Tue, 12 Feb, 2019
Planning a trip with the grandkids? Here’s how to make it fun!
In order to make sure that your trip with your grandkids will be fun for everyone, it's important to keep a few things in mind before heading off.
Get their input
Rather than just planning everything out for the kids, why not get them to help make a decision about the itinerary. By getting them involved in the decision making process it will make them feel more of an equal player on the trip.
Ian Jackson, Boomers Travel Insurance Managing Director, says it's increasingly common for New Zealanders to take their grandchildren on overseas holidays, exposing them to difficulties not ordinarily encountered at home.
“Different countries have different policies on allowing children to enter and leave without their parents,” Jackson advises. “Children travelling with a guardian can leave and return to New Zealand with only their passports, but other countries have strict rules that require documents beyond the regular passport and visa.”
Jackson also says it is important to check requirements with the embassy, high commission or consulate of each destination country.
Some countries required evidence that a child had parental permission to travel, or might request other documents to identify the parents such as birth certificates, adoption papers or custody orders.
Save on insurance
Selecting a travel insurance is important to ensure that you are covered when things don’t go to plan. Be sure to choose a plan that offer cover for children when travelling with their parents or grandparents. This is often at no extra cost, as long as they are up to the age of 25 years, not in full-time employment, and are travelling with the policy holder.
Plan out the trip
Travelling with young grandchildren, whether domestically or internationally, requires some extra planning. It is advisable to have a letter from the parents giving permission for to be travelling together, with their contact details, who is going on the holiday, how you are connected and all of the holiday details.
Carry copies of the parents’ passports and the child’s birth certificates. Make sure you also have copies of any relevant papers when it comes to custody of the child.
Make sure your grandchildren have proper identification, including local and home contact information on them at all times during the trip. It’s also a good idea to have a recent photo of them in case they do get lost.
By also emailing yourself important information and current photos to an email account you will be able to access anywhere, and you can ensure you will always have the information you need close at hand no matter what.
If your grandchild will be taking any medication during the trip, make sure you are completely clear on the medications and the dosages. Also, ensure you have a notarised authorisation form from your grandchild's parents in case he or she needs medical attention during the holiday.
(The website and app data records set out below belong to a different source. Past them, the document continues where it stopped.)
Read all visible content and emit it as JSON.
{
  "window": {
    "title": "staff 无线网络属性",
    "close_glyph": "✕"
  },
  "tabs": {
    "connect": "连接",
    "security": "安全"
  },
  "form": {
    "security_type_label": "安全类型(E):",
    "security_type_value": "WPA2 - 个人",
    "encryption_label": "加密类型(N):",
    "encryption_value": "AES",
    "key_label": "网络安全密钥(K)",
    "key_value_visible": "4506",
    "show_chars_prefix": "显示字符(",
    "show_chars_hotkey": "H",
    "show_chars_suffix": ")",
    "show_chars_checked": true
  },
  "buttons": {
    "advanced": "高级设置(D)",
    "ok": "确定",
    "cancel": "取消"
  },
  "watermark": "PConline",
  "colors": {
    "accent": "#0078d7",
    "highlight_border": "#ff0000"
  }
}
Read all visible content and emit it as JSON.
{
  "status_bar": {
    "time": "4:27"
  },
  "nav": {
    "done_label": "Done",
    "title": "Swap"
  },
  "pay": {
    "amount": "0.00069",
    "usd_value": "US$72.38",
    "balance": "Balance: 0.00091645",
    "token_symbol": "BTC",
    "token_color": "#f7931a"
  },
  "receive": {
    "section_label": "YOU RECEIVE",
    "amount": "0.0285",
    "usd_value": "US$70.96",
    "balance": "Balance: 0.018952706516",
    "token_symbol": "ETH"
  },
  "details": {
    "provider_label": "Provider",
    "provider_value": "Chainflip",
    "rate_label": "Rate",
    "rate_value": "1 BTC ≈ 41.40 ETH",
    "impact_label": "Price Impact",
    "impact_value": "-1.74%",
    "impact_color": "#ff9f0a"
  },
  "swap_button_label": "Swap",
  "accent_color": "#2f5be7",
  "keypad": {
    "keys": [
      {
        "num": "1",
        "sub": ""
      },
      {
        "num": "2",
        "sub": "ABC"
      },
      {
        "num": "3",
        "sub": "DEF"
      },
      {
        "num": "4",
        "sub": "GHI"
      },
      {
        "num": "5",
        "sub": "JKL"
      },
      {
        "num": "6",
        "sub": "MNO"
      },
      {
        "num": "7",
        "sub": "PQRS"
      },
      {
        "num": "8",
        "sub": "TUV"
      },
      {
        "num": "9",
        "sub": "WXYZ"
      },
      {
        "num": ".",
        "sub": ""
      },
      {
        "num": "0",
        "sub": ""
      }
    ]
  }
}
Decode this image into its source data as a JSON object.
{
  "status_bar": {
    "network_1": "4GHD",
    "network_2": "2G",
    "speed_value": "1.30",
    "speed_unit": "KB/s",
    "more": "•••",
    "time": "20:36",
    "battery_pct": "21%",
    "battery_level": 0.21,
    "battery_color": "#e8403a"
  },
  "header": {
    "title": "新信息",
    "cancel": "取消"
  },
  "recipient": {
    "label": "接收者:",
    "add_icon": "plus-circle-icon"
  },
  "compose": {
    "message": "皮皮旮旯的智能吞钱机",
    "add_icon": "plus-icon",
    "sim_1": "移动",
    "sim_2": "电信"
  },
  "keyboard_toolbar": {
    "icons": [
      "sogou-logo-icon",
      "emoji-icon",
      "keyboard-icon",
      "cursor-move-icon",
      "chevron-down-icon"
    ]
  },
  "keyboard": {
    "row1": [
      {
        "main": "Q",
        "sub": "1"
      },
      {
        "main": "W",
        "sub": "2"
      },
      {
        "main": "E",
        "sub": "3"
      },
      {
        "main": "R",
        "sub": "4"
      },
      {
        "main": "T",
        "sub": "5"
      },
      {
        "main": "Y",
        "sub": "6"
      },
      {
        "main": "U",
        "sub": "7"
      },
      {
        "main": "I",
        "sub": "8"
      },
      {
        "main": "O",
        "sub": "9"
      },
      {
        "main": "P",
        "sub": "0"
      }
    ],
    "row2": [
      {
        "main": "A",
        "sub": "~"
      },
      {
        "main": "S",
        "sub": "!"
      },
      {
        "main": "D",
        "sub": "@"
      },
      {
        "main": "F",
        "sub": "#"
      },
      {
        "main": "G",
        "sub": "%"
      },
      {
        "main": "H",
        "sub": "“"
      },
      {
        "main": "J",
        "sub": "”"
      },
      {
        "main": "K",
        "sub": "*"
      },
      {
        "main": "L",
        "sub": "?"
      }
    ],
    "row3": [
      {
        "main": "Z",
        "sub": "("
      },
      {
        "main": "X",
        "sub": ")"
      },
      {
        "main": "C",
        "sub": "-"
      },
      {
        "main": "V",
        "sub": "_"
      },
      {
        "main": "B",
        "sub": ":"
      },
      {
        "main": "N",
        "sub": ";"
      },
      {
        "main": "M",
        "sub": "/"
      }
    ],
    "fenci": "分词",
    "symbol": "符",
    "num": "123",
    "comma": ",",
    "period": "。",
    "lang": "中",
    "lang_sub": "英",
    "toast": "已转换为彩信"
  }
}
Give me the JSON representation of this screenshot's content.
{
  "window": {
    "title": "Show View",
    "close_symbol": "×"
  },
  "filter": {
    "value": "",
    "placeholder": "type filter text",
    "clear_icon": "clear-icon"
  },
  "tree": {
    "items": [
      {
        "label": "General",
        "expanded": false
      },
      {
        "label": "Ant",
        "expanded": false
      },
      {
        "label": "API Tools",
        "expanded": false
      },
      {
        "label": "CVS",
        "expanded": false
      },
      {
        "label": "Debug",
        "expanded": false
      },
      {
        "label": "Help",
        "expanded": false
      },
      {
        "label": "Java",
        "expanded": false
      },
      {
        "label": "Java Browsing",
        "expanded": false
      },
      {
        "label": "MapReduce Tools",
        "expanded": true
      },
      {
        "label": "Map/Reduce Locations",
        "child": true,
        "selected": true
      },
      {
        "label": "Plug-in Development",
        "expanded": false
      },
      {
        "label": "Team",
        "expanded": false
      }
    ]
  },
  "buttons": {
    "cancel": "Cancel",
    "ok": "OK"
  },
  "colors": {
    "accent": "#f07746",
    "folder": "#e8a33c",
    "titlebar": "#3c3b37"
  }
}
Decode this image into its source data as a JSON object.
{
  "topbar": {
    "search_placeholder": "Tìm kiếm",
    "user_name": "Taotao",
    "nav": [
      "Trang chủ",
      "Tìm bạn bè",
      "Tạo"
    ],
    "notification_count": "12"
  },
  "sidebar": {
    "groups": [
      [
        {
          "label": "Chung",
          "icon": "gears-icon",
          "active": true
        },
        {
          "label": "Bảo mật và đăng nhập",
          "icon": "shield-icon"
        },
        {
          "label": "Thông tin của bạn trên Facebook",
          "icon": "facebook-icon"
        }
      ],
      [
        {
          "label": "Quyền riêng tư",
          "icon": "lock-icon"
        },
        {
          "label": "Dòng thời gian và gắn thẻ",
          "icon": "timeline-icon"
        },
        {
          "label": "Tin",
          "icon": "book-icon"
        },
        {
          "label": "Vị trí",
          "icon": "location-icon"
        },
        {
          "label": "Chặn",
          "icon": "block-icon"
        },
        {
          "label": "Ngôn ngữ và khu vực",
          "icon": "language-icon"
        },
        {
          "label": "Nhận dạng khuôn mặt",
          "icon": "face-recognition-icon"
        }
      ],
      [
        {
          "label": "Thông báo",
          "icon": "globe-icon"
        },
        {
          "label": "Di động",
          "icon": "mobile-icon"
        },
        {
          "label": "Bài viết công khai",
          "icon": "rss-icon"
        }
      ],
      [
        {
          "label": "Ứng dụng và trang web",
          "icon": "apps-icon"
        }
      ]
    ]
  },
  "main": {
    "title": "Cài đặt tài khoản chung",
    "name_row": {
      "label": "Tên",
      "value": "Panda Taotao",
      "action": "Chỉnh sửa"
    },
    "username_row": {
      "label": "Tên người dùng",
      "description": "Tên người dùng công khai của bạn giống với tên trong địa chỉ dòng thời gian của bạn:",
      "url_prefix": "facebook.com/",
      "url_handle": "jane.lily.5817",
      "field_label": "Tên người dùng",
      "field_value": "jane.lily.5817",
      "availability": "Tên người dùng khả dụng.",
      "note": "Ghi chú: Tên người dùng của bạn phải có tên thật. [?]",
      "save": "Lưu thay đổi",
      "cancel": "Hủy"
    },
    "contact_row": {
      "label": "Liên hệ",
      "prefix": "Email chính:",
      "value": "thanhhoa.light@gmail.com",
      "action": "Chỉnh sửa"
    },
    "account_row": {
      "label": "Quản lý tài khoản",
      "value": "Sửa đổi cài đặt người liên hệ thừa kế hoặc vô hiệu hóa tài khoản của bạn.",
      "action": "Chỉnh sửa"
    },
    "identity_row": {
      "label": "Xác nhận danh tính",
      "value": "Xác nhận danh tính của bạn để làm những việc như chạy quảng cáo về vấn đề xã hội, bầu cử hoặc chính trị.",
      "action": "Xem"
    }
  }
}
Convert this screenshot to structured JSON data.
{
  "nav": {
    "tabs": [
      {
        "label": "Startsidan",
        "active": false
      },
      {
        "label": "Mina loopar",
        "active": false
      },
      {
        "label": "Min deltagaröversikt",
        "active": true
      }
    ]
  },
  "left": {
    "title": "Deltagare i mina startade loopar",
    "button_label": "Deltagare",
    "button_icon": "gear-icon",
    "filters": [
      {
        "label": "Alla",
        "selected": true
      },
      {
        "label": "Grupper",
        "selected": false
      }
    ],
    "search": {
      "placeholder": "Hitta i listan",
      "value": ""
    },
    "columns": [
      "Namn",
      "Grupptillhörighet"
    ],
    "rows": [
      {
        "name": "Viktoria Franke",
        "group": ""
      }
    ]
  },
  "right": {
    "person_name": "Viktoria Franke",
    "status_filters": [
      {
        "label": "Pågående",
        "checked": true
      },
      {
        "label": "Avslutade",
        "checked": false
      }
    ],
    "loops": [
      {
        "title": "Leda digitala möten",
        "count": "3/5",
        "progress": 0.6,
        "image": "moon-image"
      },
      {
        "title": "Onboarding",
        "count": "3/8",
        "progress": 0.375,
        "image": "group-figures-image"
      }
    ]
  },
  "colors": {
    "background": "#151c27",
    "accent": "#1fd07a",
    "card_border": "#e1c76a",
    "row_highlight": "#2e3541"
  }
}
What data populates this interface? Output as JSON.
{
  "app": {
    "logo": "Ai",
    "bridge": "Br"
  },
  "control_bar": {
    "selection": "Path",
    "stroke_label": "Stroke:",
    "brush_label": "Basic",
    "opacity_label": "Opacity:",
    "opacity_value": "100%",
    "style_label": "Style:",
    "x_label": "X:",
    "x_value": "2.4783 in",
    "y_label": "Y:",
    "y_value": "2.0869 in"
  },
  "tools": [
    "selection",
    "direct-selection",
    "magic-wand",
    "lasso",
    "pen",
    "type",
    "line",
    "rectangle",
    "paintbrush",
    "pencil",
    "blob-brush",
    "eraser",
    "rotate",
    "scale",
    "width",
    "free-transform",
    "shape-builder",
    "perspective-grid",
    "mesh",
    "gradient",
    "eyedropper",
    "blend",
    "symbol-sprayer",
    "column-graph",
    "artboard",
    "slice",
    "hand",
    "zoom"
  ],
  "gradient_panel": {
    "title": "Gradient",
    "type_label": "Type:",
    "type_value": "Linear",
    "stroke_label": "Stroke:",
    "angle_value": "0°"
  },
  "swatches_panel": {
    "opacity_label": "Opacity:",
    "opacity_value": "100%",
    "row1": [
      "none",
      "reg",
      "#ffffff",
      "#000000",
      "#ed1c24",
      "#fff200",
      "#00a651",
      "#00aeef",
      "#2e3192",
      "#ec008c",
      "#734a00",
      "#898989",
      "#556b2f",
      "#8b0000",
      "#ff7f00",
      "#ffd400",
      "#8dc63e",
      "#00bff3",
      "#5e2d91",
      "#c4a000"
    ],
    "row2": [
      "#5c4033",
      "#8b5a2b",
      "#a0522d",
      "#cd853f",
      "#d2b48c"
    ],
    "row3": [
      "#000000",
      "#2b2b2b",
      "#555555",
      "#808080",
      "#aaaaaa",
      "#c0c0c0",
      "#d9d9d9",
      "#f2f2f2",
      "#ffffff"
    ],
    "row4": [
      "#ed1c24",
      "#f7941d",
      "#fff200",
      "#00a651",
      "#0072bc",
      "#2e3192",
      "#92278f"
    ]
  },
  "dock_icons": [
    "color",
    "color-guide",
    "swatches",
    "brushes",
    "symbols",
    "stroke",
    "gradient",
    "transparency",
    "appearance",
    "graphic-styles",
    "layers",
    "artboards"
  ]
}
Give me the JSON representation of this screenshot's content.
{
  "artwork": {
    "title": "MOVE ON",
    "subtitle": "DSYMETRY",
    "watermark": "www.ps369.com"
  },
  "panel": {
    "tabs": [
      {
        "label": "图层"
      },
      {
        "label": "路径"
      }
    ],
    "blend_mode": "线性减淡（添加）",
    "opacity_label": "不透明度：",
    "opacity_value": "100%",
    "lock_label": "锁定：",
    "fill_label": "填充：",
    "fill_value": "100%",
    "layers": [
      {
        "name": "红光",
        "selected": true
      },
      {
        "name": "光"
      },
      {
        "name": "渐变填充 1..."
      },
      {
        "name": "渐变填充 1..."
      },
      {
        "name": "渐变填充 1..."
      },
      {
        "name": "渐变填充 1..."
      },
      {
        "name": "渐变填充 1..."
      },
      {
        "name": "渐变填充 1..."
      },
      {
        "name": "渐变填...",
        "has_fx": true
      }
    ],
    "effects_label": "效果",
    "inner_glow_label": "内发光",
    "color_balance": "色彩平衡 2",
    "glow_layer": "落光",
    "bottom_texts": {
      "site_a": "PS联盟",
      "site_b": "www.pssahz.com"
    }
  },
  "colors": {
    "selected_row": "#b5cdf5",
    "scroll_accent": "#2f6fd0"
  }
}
Top ideas to ensure it is a great trip for everyone
- Talk to the parents who will know if their child is ready to be away from home without them, and what they enjoy. Learn their sleeping and eating schedules, and try to stick to them as best as you can even with time zone differences.
- Take the child out for the day before the big trip – perhaps to the zoo or to the beach – as a test run if you don’t usually spend much time alone with them. It will also give you a chance to test your endurance against that of your grandchild.
- Discuss the planned holiday with the children to get their input and to get them excited about it.
- Keep in mind that the memories from time spent together are going to be more important, long term, than where you go.
- Remember that you are going to have to put their interests first and plan accordingly. And be prepared to change plans midway if things aren’t working out.
- Don’t be too ambitious – particularly with activities that are regulated like a stage show or a museum.
- Be prepared to give everyone a little space rather than being in each other’s pockets 24/7.
- Pack on the light side but if your grandchild has a particular favourite toy having that along may help sleeping in strange rooms and cities. Taking along familiar (packaged) snacks is also a good idea at least for the journey from Australia.
- Give the kids some of their own spending money. It’s even more exciting for them to work out what souvenirs to buy when it’s a foreign currency.
Have you taken a trip with your grandkids? Did you all have fun? Let us know in the comments!
Written by David McGonigal. Republished with permission of Wyza.com.au.